- Automatic statistics generation: MySQL can generate statistics automatically based on changes to the table data. This ensures that the optimizer has up-to-date information to make accurate decisions. InnoDB, a popular storage engine in MySQL, automatically re-computes statistics when a significant amount of data changes.
Overall, database statistics serve as a vital tool for MySQL's query optimizer to make informed decisions, resulting in faster query performance and improved execution plans.
What are the different types of indexes in MySQL?
There are several types of indexes in MySQL:
- B-tree index: This is the default index type in MySQL and is suitable for general use.

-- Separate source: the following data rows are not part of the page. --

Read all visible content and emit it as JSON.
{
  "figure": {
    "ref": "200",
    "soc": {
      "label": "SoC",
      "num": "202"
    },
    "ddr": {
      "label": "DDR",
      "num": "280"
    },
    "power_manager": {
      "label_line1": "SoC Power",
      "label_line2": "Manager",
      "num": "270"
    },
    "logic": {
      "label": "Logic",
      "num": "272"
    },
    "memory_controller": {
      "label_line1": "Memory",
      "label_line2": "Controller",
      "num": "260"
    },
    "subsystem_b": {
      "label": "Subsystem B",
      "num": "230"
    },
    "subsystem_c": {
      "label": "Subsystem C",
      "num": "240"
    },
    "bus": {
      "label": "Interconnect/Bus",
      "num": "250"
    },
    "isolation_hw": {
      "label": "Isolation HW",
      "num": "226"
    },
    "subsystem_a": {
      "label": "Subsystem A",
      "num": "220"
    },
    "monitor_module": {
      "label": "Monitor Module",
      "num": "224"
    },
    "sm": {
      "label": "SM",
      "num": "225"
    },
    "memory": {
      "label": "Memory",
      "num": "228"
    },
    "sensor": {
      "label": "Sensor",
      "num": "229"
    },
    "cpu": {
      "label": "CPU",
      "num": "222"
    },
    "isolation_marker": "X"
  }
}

It is used to optimize queries that search for a range of values or equality conditions.
- Hash index: This type of index is used for exact-match lookups and is faster than B-tree index for such operations. However, it is not suitable for searches using range conditions.
- R-tree index: This index type is used for spatial data and is specifically optimized for geometric operations such as finding points within a certain radius or finding the nearest neighbor.
- Full-text index: Used for full-text searches, this type of index enables faster searching of text data by creating an index of words contained within the text.
- InnoDB cluster index: This type of index is specific to the InnoDB storage engine and is used for clustering data, where the rows of a table are physically stored in the order of a particular index.
- InnoDB full-text index: This index type is specific to the InnoDB storage engine and is similar to the full-text index mentioned earlier, but optimized for InnoDB tables.
It's important to note that not all index types are available for every table type and storage engine in MySQL. The availability of index types depends on the specific version and configuration of MySQL being used.